3.30 a. m., and at the first dawn of day I moved out in foot. After passing through the town of Roswell, I moved the Seventeenth Indiana Volunteers, Major Vail, and the Ninety-eighth Illinois Volunteers, Lieutenant-Colonel Kitchell, forward on the main road leading to the ford of the river, and the Seventy-second Indiana, Captain Pinkerton, and One hundred and twenty-third Illinois Volunteers, Lieutenant-Colonel Biggs, on a road to the left, so as to strike the river about 200 yards above the main road. As soon as the advance reached the river two companies of the Seventy-second Indiana were deployed on the left and two companies of the Seventeenth Indiana on the right, forming a line of skirmishers extending along the bank of the river for 300 yards. At the same time one company from the Seventy-second and two from the Seventeenth were deployed as sharpshooters on the bluffs on this side, to engage the attention of the enemy and protect my skirmishers while crossing. During these arrangements the enemy's sharpshooters on the opposite shore were very active, shooting whenever our men exposed themselves. The main column having been moved as close to the river as possible, and everything being in readiness, I ordered the skirmishers forward, and every man moved promptly into the water, when the enemy opened with a heavy fire, which was vigorously replied to by our sharpshooters from this side, and which attracted their attention from the men in the water. The river was running very swift, with a rough bottom, and in some places, up to the arms in depth, but the skirmishers moved steadily forward, keeping a good line, and before they reached the opposite shore the enemy fled in confusion, with the exception of a few who were captured before they could escape. The main column was at once moved forward to support our gallant skirmishers, but before it had crossed the advance had gained the crest of the ridge, 300 yards from the river. The object of the movement being accomplished, I formed my brigade in line of battle upon this ridge, Colonel Minty (the First Brigade) crossing immediately and forming upon my left. We remained in this position all day, protecting the crossing, and at dark were relieved by a division of infantry, under command of General Newton, when we recrossed the river and returned to camp.

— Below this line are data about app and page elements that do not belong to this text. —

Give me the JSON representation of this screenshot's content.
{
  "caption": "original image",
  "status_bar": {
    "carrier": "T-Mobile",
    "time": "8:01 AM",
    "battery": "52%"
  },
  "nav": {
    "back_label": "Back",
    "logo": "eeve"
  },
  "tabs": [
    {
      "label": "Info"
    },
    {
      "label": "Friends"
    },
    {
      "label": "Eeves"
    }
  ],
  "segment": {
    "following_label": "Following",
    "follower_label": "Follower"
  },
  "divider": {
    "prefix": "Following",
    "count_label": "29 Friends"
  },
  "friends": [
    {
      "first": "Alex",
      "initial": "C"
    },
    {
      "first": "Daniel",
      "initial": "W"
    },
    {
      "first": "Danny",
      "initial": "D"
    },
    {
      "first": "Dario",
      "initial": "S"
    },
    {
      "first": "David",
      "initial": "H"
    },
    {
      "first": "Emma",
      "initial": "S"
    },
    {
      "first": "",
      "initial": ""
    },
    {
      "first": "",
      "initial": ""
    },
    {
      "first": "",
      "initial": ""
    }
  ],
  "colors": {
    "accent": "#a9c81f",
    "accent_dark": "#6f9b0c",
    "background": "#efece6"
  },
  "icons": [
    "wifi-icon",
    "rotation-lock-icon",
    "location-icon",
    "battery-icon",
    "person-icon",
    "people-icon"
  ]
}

I am, sir, very respectfully, your obedient servant,
A. O. MILLER,
Colonel, Commanding Brigade.
Captain ROBERT P. KENNEDY,
Assistant Adjutant-General, Second Division Cavalry.
HDQRS. THIRD BRIGADE, SECOND CAVALRY DIVISION,
August 24, 1864 - 6.30 p. m.
CAPTAIN: I have the honor to report that, in compliance with orders received last night, I moved my command at daylight this morning, taking the effective force of six companies from each regiments, in all twenty-four companies. We commenced burning and destroying the railroad at Decatur, and destroyed it from there to where it was destroyed near stone Mountain in July. We saw no rebels except a few scouts who fired on my pickets at Decatur. Citizens and contrabands report a brigade in camp at he old camp-ground be-